Each entry must appear in the answer exactly as written.

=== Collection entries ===
########################################
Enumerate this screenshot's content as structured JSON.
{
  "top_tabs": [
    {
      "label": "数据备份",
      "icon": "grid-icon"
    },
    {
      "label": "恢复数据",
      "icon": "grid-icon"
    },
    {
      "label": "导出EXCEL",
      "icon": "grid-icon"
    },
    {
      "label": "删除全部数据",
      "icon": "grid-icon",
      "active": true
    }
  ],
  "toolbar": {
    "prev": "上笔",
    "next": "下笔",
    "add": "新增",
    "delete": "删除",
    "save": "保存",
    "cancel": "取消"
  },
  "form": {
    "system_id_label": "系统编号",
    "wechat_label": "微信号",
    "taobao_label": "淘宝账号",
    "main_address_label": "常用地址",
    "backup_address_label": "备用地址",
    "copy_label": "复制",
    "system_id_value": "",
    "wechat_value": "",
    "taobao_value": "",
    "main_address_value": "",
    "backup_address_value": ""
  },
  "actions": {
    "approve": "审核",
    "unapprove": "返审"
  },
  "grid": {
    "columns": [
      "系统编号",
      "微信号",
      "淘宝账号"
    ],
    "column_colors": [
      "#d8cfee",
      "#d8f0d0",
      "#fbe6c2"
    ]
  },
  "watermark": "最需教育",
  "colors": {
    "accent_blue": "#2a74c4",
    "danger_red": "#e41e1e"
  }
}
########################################
=== EXERCISE OUTPUT ===
Enumerate this screenshot's content as structured JSON.
{
  "top_tabs": [
    {
      "label": "数据备份",
      "icon": "grid-icon"
    },
    {
      "label": "恢复数据",
      "icon": "grid-icon"
    },
    {
      "label": "导出EXCEL",
      "icon": "grid-icon"
    },
    {
      "label": "删除全部数据",
      "icon": "grid-icon",
      "active": true
    }
  ],
  "toolbar": {
    "prev": "上笔",
    "next": "下笔",
    "add": "新增",
    "delete": "删除",
    "save": "保存",
    "cancel": "取消"
  },
  "form": {
    "system_id_label": "系统编号",
    "wechat_label": "微信号",
    "taobao_label": "淘宝账号",
    "main_address_label": "常用地址",
    "backup_address_label": "备用地址",
    "copy_label": "复制",
    "system_id_value": "",
    "wechat_value": "",
    "taobao_value": "",
    "main_address_value": "",
    "backup_address_value": ""
  },
  "actions": {
    "approve": "审核",
    "unapprove": "返审"
  },
  "grid": {
    "columns": [
      "系统编号",
      "微信号",
      "淘宝账号"
    ],
    "column_colors": [
      "#d8cfee",
      "#d8f0d0",
      "#fbe6c2"
    ]
  },
  "watermark": "最需教育",
  "colors": {
    "accent_blue": "#2a74c4",
    "danger_red": "#e41e1e"
  }
}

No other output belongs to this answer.